Fraunhofer IZI receives grant from TaNeDS research program for new developments in the field of inflammatory bowel disease

The Fraunhofer Institute for Cell Therapy and Immunology’s Rostock-based Extracorporeal Immunomodulation Department has been successful in its application for a grant in the field of pharmaceutical research offered by Japanese pharmaceutical company Daiichi Sankyo Company, Limited (Daiichi Sankyo). In line with the competition title "Take a New Challenge for Drug Discovery (TaNeDS) Europe 2017", the team presented a project aimed at developing a new humanized mouse model which will improve research into inflammatory bowel disease (IBD). The project started in February 2018.

Extracorporeal Immunomodulation Department, location Rostock, Germany
© Fraunhofer IZI
Extracorporeal Immunomodulation Department, location Rostock, Germany

Ulcerative colitis and Crohn's disease are the main types of inflammatory bowel disease (IBD), i.e. idiopathic inflammatory diseases affecting the gastrointestinal tract. These diseases affect around 2.5 million people in Europe and are still not curable today. IBD patients have to take medication for the rest of their lives and/or undergo surgical treatment. Animal models are an important instrument when it comes to improving research into these diseases and developing appropriate treatments. It is crucial here that insights gained from animals are able to be transferred to humans. In order to do this, as many aspects of the disease as possible have to be reproduced in the model exactly as they would occur in the human organism.

"The models available until now are unable to faithfully reproduce many aspects of IBD. This is particularly apparent if you compare the composition of the gut microbiota of humans and mice. Although the same bacterial strains are endemic in both organisms, differences are apparent upon closer inspection, which makes interpreting data from animal models and transferring findings to humans rather difficult. The importance of having an animal model that resembles the human disease as closely as possible is highlighted by the fact that bacterial gut flora is vastly altered in IBD patients and is critical to the disease process," explains Dr Anne Breitrück, Head of the Research Project.

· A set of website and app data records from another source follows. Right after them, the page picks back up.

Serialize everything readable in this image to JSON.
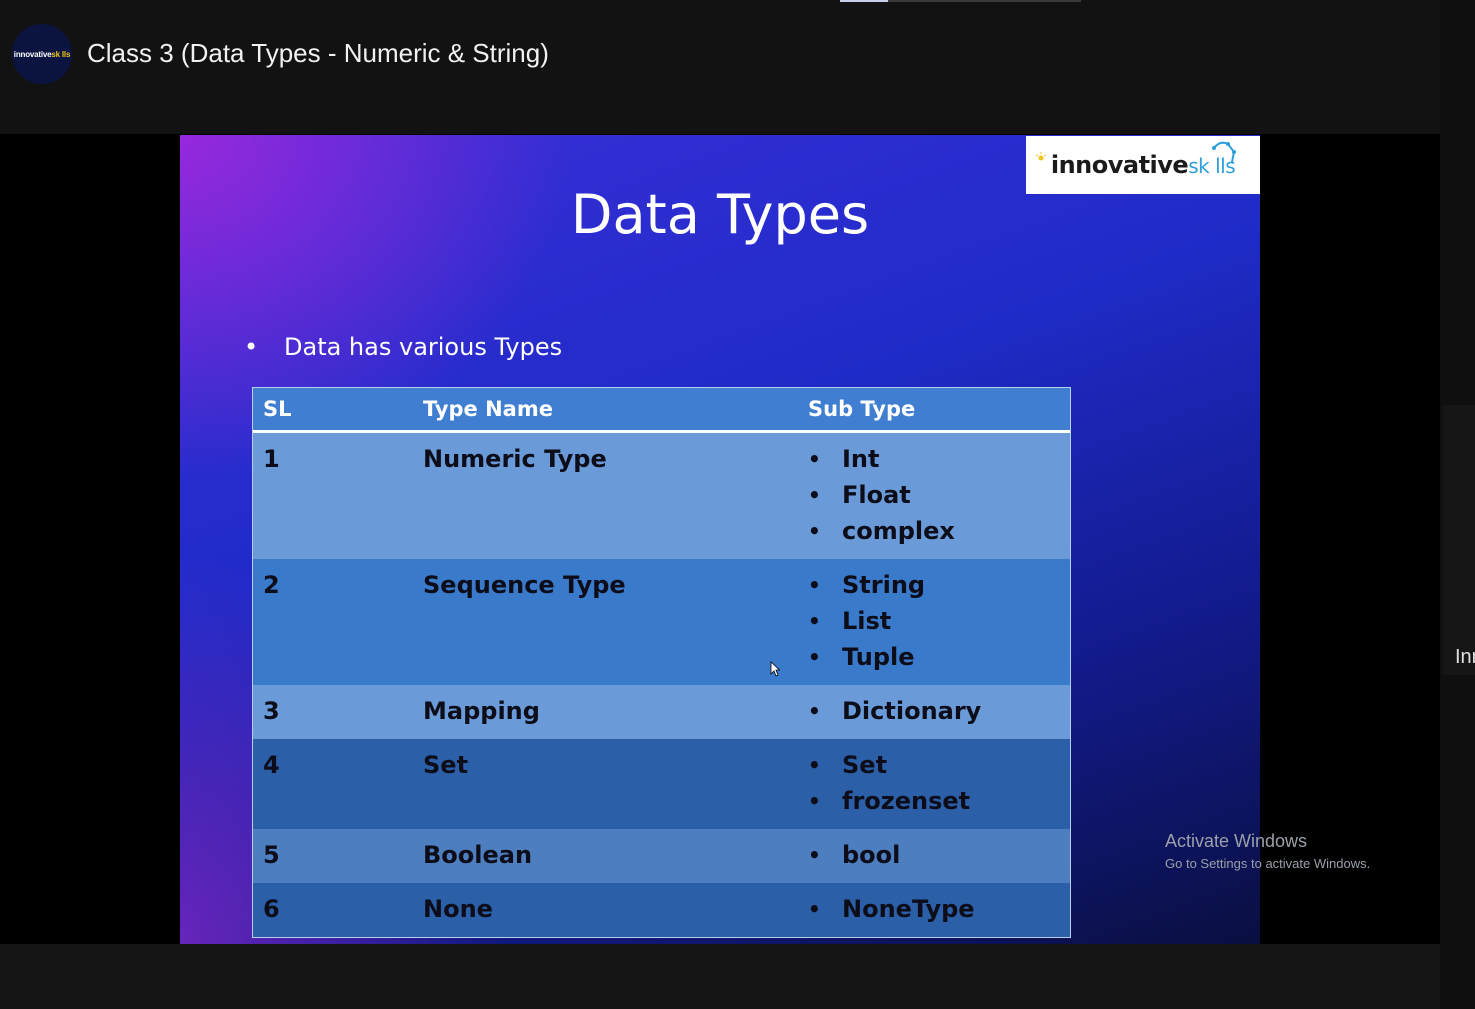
{
  "video": {
    "title": "Class 3 (Data Types - Numeric & String)",
    "channel_logo": {
      "main": "innovative",
      "accent": "sk lls"
    }
  },
  "slide": {
    "title": "Data Types",
    "logo": {
      "main": "innovative",
      "accent": "sk lls"
    },
    "bullet": "Data has various Types",
    "table": {
      "headers": [
        "SL",
        "Type Name",
        "Sub Type"
      ],
      "rows": [
        {
          "sl": "1",
          "name": "Numeric Type",
          "subtypes": [
            "Int",
            "Float",
            "complex"
          ]
        },
        {
          "sl": "2",
          "name": "Sequence Type",
          "subtypes": [
            "String",
            "List",
            "Tuple"
          ]
        },
        {
          "sl": "3",
          "name": "Mapping",
          "subtypes": [
            "Dictionary"
          ]
        },
        {
          "sl": "4",
          "name": "Set",
          "subtypes": [
            "Set",
            "frozenset"
          ]
        },
        {
          "sl": "5",
          "name": "Boolean",
          "subtypes": [
            "bool"
          ]
        },
        {
          "sl": "6",
          "name": "None",
          "subtypes": [
            "NoneType"
          ]
        }
      ]
    }
  },
  "overlay": {
    "activate_title": "Activate Windows",
    "activate_sub": "Go to Settings to activate Windows.",
    "side_text": "Inn"
  },
  "colors": {
    "row_light": "#6a9bd8",
    "row_dark": "#3a7acb",
    "row_light_bottom": "#4d7fc0",
    "row_dark_bottom": "#2b5fa8",
    "header": "#3f7ed0"
  }
}
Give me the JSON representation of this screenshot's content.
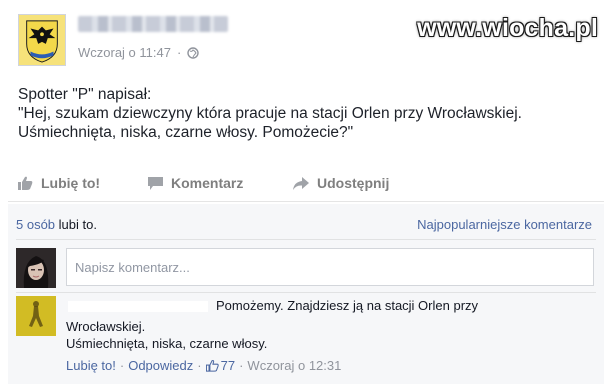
{
  "watermark": "www.wiocha.pl",
  "post": {
    "timestamp": "Wczoraj o 11:47",
    "separator": "·",
    "text_lines": [
      "Spotter \"P\" napisał:",
      "\"Hej, szukam dziewczyny która pracuje na stacji Orlen przy Wrocławskiej.",
      "Uśmiechnięta, niska, czarne włosy. Pomożecie?\""
    ]
  },
  "actions": {
    "like": "Lubię to!",
    "comment": "Komentarz",
    "share": "Udostępnij"
  },
  "likes": {
    "count_text": "5 osób",
    "suffix": "lubi to."
  },
  "top_comments_label": "Najpopularniejsze komentarze",
  "comment_input": {
    "placeholder": "Napisz komentarz..."
  },
  "comment": {
    "lines": [
      "Pomożemy. Znajdziesz ją na stacji Orlen przy",
      "Wrocławskiej.",
      "Uśmiechnięta, niska, czarne włosy."
    ],
    "like_label": "Lubię to!",
    "reply_label": "Odpowiedz",
    "like_count": "77",
    "time": "Wczoraj o 12:31",
    "sep": "·"
  },
  "colors": {
    "link_blue": "#4b67a1",
    "muted_gray": "#90949c",
    "action_gray": "#7f7f7f",
    "comment_bg": "#f6f7f9"
  }
}
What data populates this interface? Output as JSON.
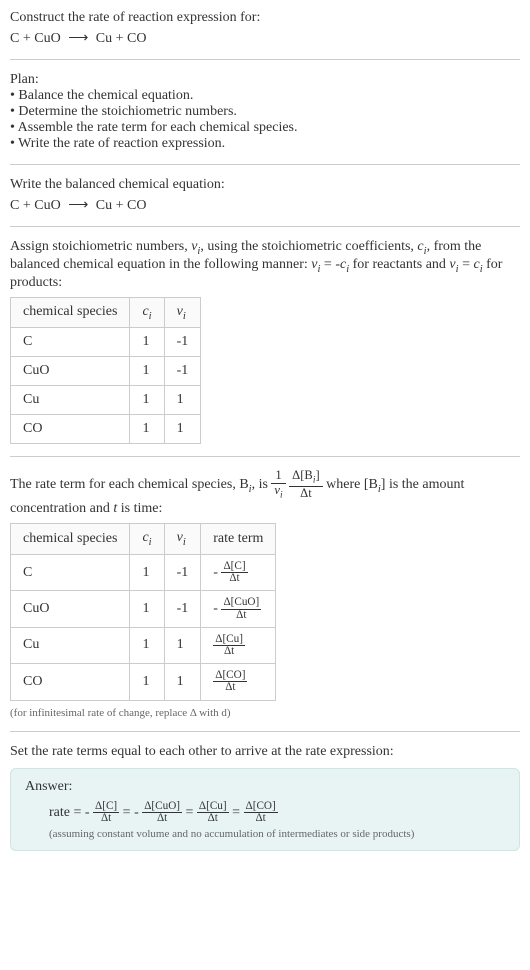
{
  "intro": {
    "prompt": "Construct the rate of reaction expression for:",
    "equation_lhs": "C + CuO",
    "equation_arrow": "⟶",
    "equation_rhs": "Cu + CO"
  },
  "plan": {
    "heading": "Plan:",
    "bullets": [
      "• Balance the chemical equation.",
      "• Determine the stoichiometric numbers.",
      "• Assemble the rate term for each chemical species.",
      "• Write the rate of reaction expression."
    ]
  },
  "balanced": {
    "prompt": "Write the balanced chemical equation:",
    "equation_lhs": "C + CuO",
    "equation_arrow": "⟶",
    "equation_rhs": "Cu + CO"
  },
  "stoich": {
    "intro_pre": "Assign stoichiometric numbers, ",
    "nu_i": "ν",
    "intro_mid1": ", using the stoichiometric coefficients, ",
    "c_i": "c",
    "intro_mid2": ", from the balanced chemical equation in the following manner: ",
    "rel_reactants": " = -",
    "intro_mid3": " for reactants and ",
    "rel_products": " = ",
    "intro_end": " for products:",
    "headers": {
      "species": "chemical species",
      "c": "c",
      "nu": "ν"
    },
    "rows": [
      {
        "species": "C",
        "c": "1",
        "nu": "-1"
      },
      {
        "species": "CuO",
        "c": "1",
        "nu": "-1"
      },
      {
        "species": "Cu",
        "c": "1",
        "nu": "1"
      },
      {
        "species": "CO",
        "c": "1",
        "nu": "1"
      }
    ]
  },
  "rateterm": {
    "intro_pre": "The rate term for each chemical species, B",
    "intro_mid1": ", is ",
    "nu_i": "ν",
    "one": "1",
    "deltaB_num": "Δ[B",
    "deltaB_num_end": "]",
    "delta_t": "Δt",
    "intro_mid2": " where [B",
    "intro_mid3": "] is the amount concentration and ",
    "t": "t",
    "intro_end": " is time:",
    "headers": {
      "species": "chemical species",
      "c": "c",
      "nu": "ν",
      "rate": "rate term"
    },
    "rows": [
      {
        "species": "C",
        "c": "1",
        "nu": "-1",
        "sign": "-",
        "dnum": "Δ[C]",
        "dden": "Δt"
      },
      {
        "species": "CuO",
        "c": "1",
        "nu": "-1",
        "sign": "-",
        "dnum": "Δ[CuO]",
        "dden": "Δt"
      },
      {
        "species": "Cu",
        "c": "1",
        "nu": "1",
        "sign": "",
        "dnum": "Δ[Cu]",
        "dden": "Δt"
      },
      {
        "species": "CO",
        "c": "1",
        "nu": "1",
        "sign": "",
        "dnum": "Δ[CO]",
        "dden": "Δt"
      }
    ],
    "footnote": "(for infinitesimal rate of change, replace Δ with d)"
  },
  "final": {
    "prompt": "Set the rate terms equal to each other to arrive at the rate expression:",
    "answer_label": "Answer:",
    "rate_eq_prefix": "rate = ",
    "terms": [
      {
        "sign": "-",
        "num": "Δ[C]",
        "den": "Δt"
      },
      {
        "sign": "-",
        "num": "Δ[CuO]",
        "den": "Δt"
      },
      {
        "sign": "",
        "num": "Δ[Cu]",
        "den": "Δt"
      },
      {
        "sign": "",
        "num": "Δ[CO]",
        "den": "Δt"
      }
    ],
    "eq": " = ",
    "note": "(assuming constant volume and no accumulation of intermediates or side products)"
  }
}
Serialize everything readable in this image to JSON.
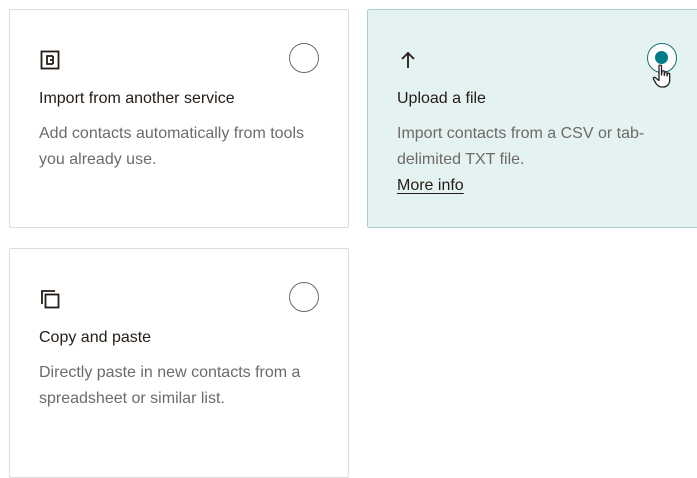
{
  "options": [
    {
      "id": "import",
      "icon": "integration-icon",
      "title": "Import from another service",
      "description": "Add contacts automatically from tools you already use.",
      "selected": false
    },
    {
      "id": "upload",
      "icon": "arrow-up-icon",
      "title": "Upload a file",
      "description": "Import contacts from a CSV or tab-delimited TXT file.",
      "link_label": "More info",
      "selected": true
    },
    {
      "id": "copy",
      "icon": "copy-paste-icon",
      "title": "Copy and paste",
      "description": "Directly paste in new contacts from a spreadsheet or similar list.",
      "selected": false
    }
  ],
  "colors": {
    "selected_background": "#e4f2f1",
    "radio_accent": "#007c89",
    "text_primary": "#241c15",
    "text_secondary": "#6e6a66"
  }
}
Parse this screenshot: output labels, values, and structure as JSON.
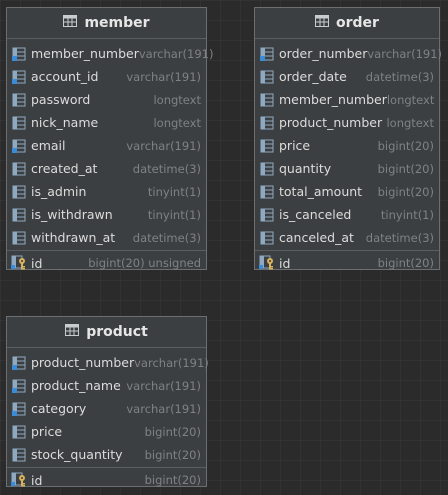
{
  "colors": {
    "background": "#2b2b2b",
    "table_bg": "#3c3f41",
    "border": "#6b6f72",
    "column_icon": "#8ea9c0",
    "key_icon": "#d9b25a"
  },
  "tables": [
    {
      "name": "member",
      "columns": [
        {
          "name": "member_number",
          "type": "varchar(191)",
          "icon": "column-indexed-icon"
        },
        {
          "name": "account_id",
          "type": "varchar(191)",
          "icon": "column-indexed-icon"
        },
        {
          "name": "password",
          "type": "longtext",
          "icon": "column-icon"
        },
        {
          "name": "nick_name",
          "type": "longtext",
          "icon": "column-icon"
        },
        {
          "name": "email",
          "type": "varchar(191)",
          "icon": "column-indexed-icon"
        },
        {
          "name": "created_at",
          "type": "datetime(3)",
          "icon": "column-icon"
        },
        {
          "name": "is_admin",
          "type": "tinyint(1)",
          "icon": "column-icon"
        },
        {
          "name": "is_withdrawn",
          "type": "tinyint(1)",
          "icon": "column-icon"
        },
        {
          "name": "withdrawn_at",
          "type": "datetime(3)",
          "icon": "column-icon"
        }
      ],
      "primary_key": {
        "name": "id",
        "type": "bigint(20) unsigned",
        "icon": "primary-key-icon"
      }
    },
    {
      "name": "order",
      "columns": [
        {
          "name": "order_number",
          "type": "varchar(191)",
          "icon": "column-indexed-icon"
        },
        {
          "name": "order_date",
          "type": "datetime(3)",
          "icon": "column-icon"
        },
        {
          "name": "member_number",
          "type": "longtext",
          "icon": "column-icon"
        },
        {
          "name": "product_number",
          "type": "longtext",
          "icon": "column-icon"
        },
        {
          "name": "price",
          "type": "bigint(20)",
          "icon": "column-icon"
        },
        {
          "name": "quantity",
          "type": "bigint(20)",
          "icon": "column-icon"
        },
        {
          "name": "total_amount",
          "type": "bigint(20)",
          "icon": "column-icon"
        },
        {
          "name": "is_canceled",
          "type": "tinyint(1)",
          "icon": "column-icon"
        },
        {
          "name": "canceled_at",
          "type": "datetime(3)",
          "icon": "column-icon"
        }
      ],
      "primary_key": {
        "name": "id",
        "type": "bigint(20)",
        "icon": "primary-key-icon"
      }
    },
    {
      "name": "product",
      "columns": [
        {
          "name": "product_number",
          "type": "varchar(191)",
          "icon": "column-indexed-icon"
        },
        {
          "name": "product_name",
          "type": "varchar(191)",
          "icon": "column-indexed-icon"
        },
        {
          "name": "category",
          "type": "varchar(191)",
          "icon": "column-indexed-icon"
        },
        {
          "name": "price",
          "type": "bigint(20)",
          "icon": "column-icon"
        },
        {
          "name": "stock_quantity",
          "type": "bigint(20)",
          "icon": "column-icon"
        }
      ],
      "primary_key": {
        "name": "id",
        "type": "bigint(20)",
        "icon": "primary-key-icon"
      }
    }
  ]
}
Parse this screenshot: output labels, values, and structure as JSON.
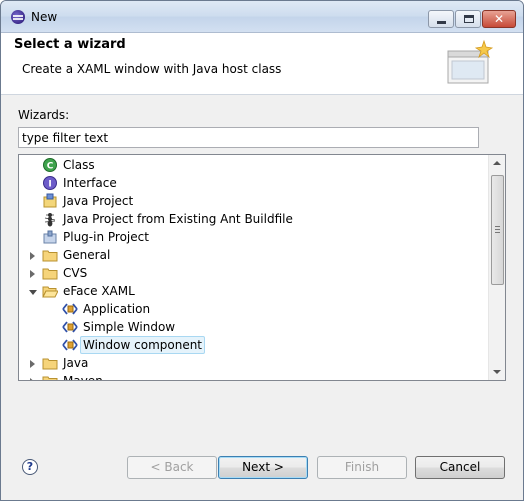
{
  "window": {
    "title": "New",
    "minimize_icon": "minimize-icon",
    "maximize_icon": "maximize-icon",
    "close_icon": "close-icon"
  },
  "banner": {
    "title": "Select a wizard",
    "description": "Create a XAML window with Java host class",
    "graphic_icon": "wizard-window-icon"
  },
  "wizards": {
    "label": "Wizards:",
    "filter_value": "type filter text"
  },
  "tree": {
    "items": [
      {
        "label": "Class",
        "icon": "java-class-icon",
        "level": 1,
        "expander": "none"
      },
      {
        "label": "Interface",
        "icon": "java-interface-icon",
        "level": 1,
        "expander": "none"
      },
      {
        "label": "Java Project",
        "icon": "java-project-icon",
        "level": 1,
        "expander": "none"
      },
      {
        "label": "Java Project from Existing Ant Buildfile",
        "icon": "ant-icon",
        "level": 1,
        "expander": "none"
      },
      {
        "label": "Plug-in Project",
        "icon": "plugin-project-icon",
        "level": 1,
        "expander": "none"
      },
      {
        "label": "General",
        "icon": "folder-icon",
        "level": 1,
        "expander": "collapsed"
      },
      {
        "label": "CVS",
        "icon": "folder-icon",
        "level": 1,
        "expander": "collapsed"
      },
      {
        "label": "eFace XAML",
        "icon": "folder-open-icon",
        "level": 1,
        "expander": "expanded"
      },
      {
        "label": "Application",
        "icon": "xaml-icon",
        "level": 2,
        "expander": "none"
      },
      {
        "label": "Simple Window",
        "icon": "xaml-icon",
        "level": 2,
        "expander": "none"
      },
      {
        "label": "Window component",
        "icon": "xaml-icon",
        "level": 2,
        "expander": "none",
        "selected": true
      },
      {
        "label": "Java",
        "icon": "folder-icon",
        "level": 1,
        "expander": "collapsed"
      },
      {
        "label": "Maven",
        "icon": "folder-icon",
        "level": 1,
        "expander": "collapsed"
      }
    ]
  },
  "buttons": {
    "help_icon": "help-icon",
    "help": "?",
    "back": "< Back",
    "next": "Next >",
    "finish": "Finish",
    "cancel": "Cancel"
  },
  "colors": {
    "selection_bg": "#e5f3fb",
    "selection_border": "#a9d8f2",
    "default_button_border": "#3c7fb1"
  }
}
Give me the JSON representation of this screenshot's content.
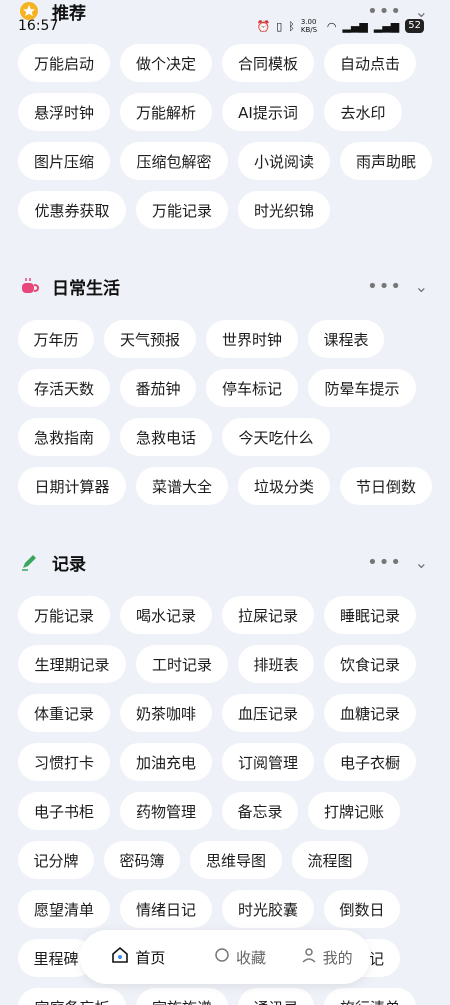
{
  "status": {
    "time": "16:57",
    "speed": "3.00 KB/S",
    "battery": "52"
  },
  "sections": {
    "recommend": {
      "title": "推荐",
      "rows": [
        [
          "万能启动",
          "做个决定",
          "合同模板",
          "自动点击"
        ],
        [
          "悬浮时钟",
          "万能解析",
          "AI提示词",
          "去水印"
        ],
        [
          "图片压缩",
          "压缩包解密",
          "小说阅读",
          "雨声助眠"
        ],
        [
          "优惠券获取",
          "万能记录",
          "时光织锦"
        ]
      ]
    },
    "daily": {
      "title": "日常生活",
      "rows": [
        [
          "万年历",
          "天气预报",
          "世界时钟",
          "课程表"
        ],
        [
          "存活天数",
          "番茄钟",
          "停车标记",
          "防晕车提示"
        ],
        [
          "急救指南",
          "急救电话",
          "今天吃什么"
        ],
        [
          "日期计算器",
          "菜谱大全",
          "垃圾分类",
          "节日倒数"
        ]
      ]
    },
    "record": {
      "title": "记录",
      "rows": [
        [
          "万能记录",
          "喝水记录",
          "拉屎记录",
          "睡眠记录"
        ],
        [
          "生理期记录",
          "工时记录",
          "排班表",
          "饮食记录"
        ],
        [
          "体重记录",
          "奶茶咖啡",
          "血压记录",
          "血糖记录"
        ],
        [
          "习惯打卡",
          "加油充电",
          "订阅管理",
          "电子衣橱"
        ],
        [
          "电子书柜",
          "药物管理",
          "备忘录",
          "打牌记账"
        ],
        [
          "记分牌",
          "密码簿",
          "思维导图",
          "流程图"
        ],
        [
          "愿望清单",
          "情绪日记",
          "时光胶囊",
          "倒数日"
        ],
        [
          "里程碑",
          "",
          "",
          "记"
        ],
        [
          "家庭备忘板",
          "家族族谱",
          "通讯录",
          "旅行清单"
        ]
      ]
    }
  },
  "nav": {
    "home": "首页",
    "favorites": "收藏",
    "mine": "我的"
  },
  "colors": {
    "background": "#eef1f7",
    "chip": "#ffffff",
    "accent_recommend": "#f5b321",
    "accent_daily": "#e8477a",
    "accent_record": "#3aa65c"
  }
}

One way of improving the informative value of animal models is to use humanized mouse models. The research project therefore aims to develop and optimize precisely this kind of humanized mouse model. In order to achieve the project goal, researchers from the Rostock department will work closely together with colleagues from the institute’s Leipzig headquarters. The Inflammation Models and Immunodiagnostics Unit headed up by Dr Franziska Lange is able to contribute a great deal of experience in the application of humanized animal models (e.g. septicemia, graft-versus-host disease and cancer). The Bioinformatics Unit (Dr Kristin Reiche) will monitor the success of the transplantations by drawing on sequencing processes. The research project is being funded for two years by Daiichi Sankyo Company, Limited with a total grant amount of EUR 160,000.

The TaNeDS program was first launched in Japan in 2011. Aimed at expanding cooperation work between Japanese and European scientists, the program was opened up to all EU member states in 2013 under the title "TaNeDS Europe". From 2018, the TaNeDS program was further extended to include eastern area of US under the title "TaNeDS Global".



Dr. Anne Breitrück
Phone +49 381 494-2640